A cross-party parliamentary inquiry has been launched to review the law governing abortion on the grounds of disability.
It will be chaired by Conservative MP Fiona Bruce, who said, ‘This inquiry will examine evidence and establish whether there is room for a review of this legislation, bearing in mind both medical advances and advances in our attitudes towards disability over recent years.
‘The majority of the commission has a particular interest in disability and we are keen to receive evidence from as many people as possible, to enable a thorough analysis of the current law and practice’.
Virendra Sharma MP, vice-chairman of the inquiry and chairman of the Down’s Syndrome All Party Parliamentary Group, said, ‘We are entering this inquiry with open minds and are looking forward to receiving evidence from a wide range of different perspectives, with a particular focus on assessing the information and guidance provided to families following the diagnosis of a disability’.
The current law permits an abortion to take place up to birth (40 weeks), if tests for disability indicate that the child may be disabled when born. There is a legal limit of 24 weeks for abortions on other grounds.
Terms of reference governing the inquiry require it to assess the intention of the current law, how it works in practice and the prospects for developing the law going forward.
The inquiry will also consult individuals, medical, legal experts and interest groups to assess the impact of the current law on disabled people and their families.

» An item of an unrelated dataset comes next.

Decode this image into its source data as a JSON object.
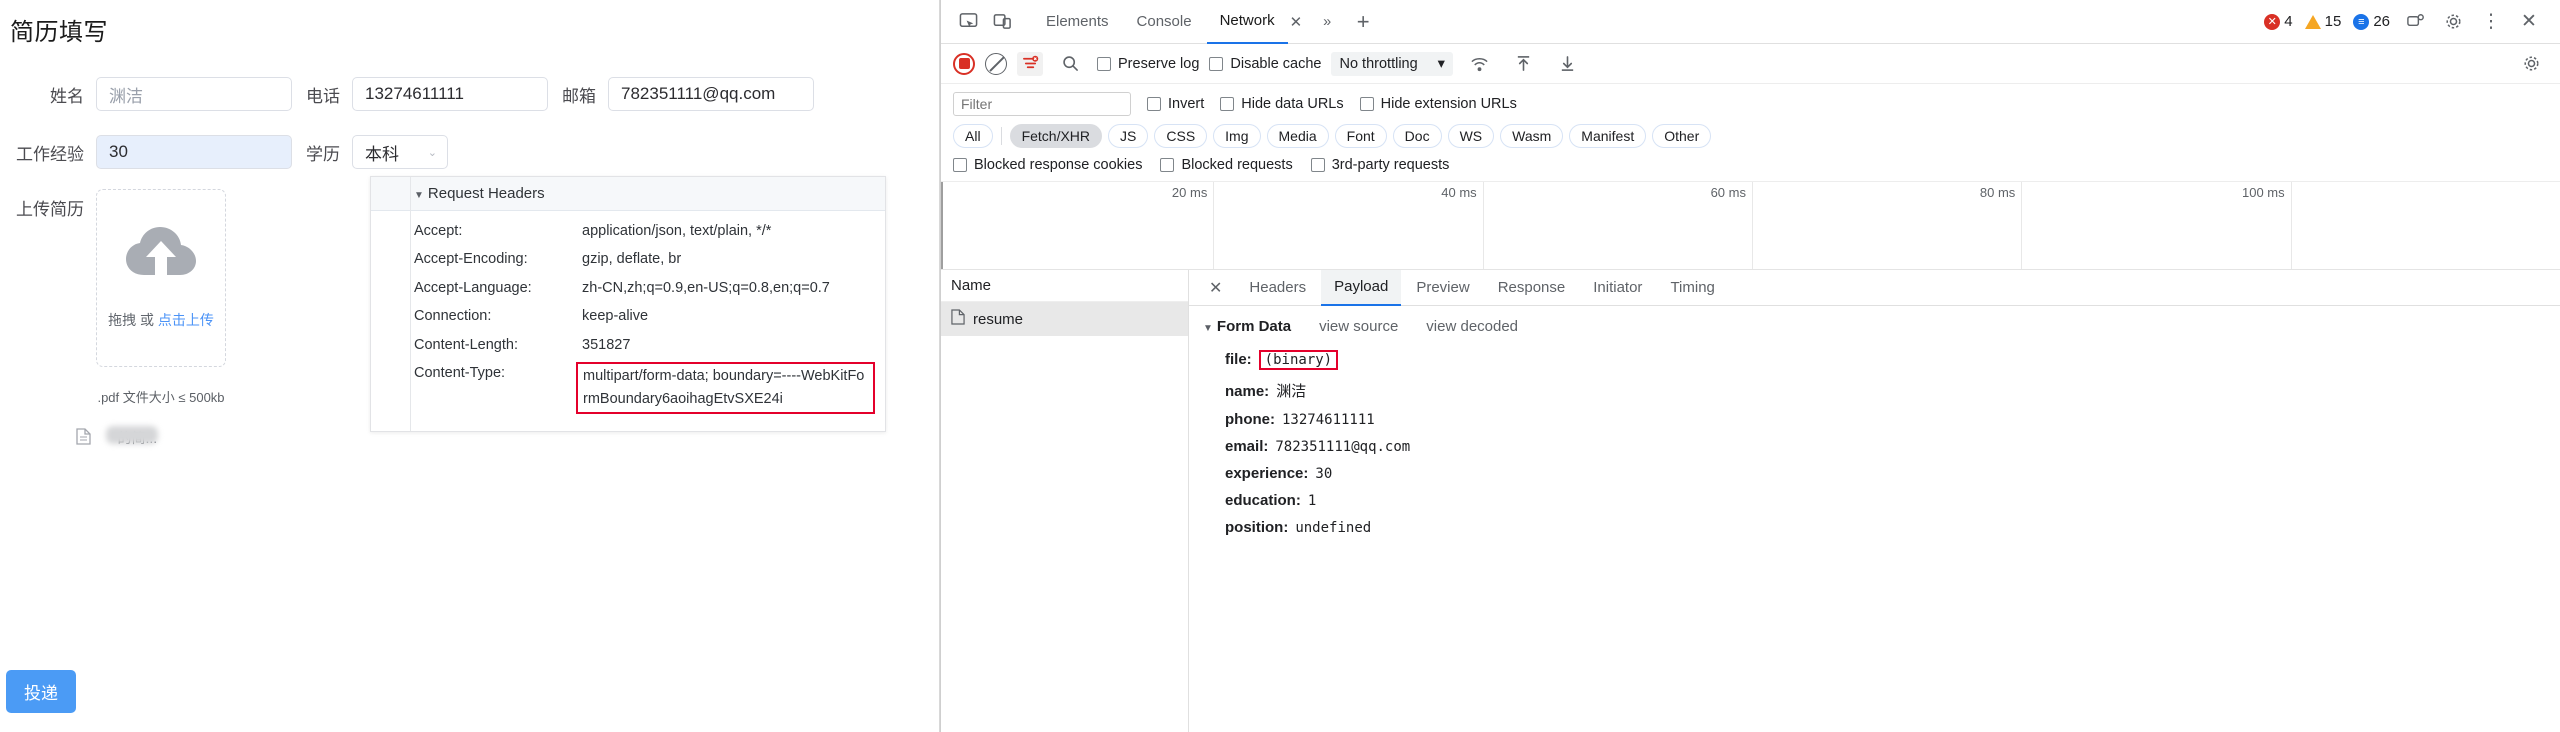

Additionally, it will assess whether the differentiation between abortion on the grounds of disability and non disability is discriminatory, following the passing of the Equality Act 2010. The inquiry meets over February and March and will report in May.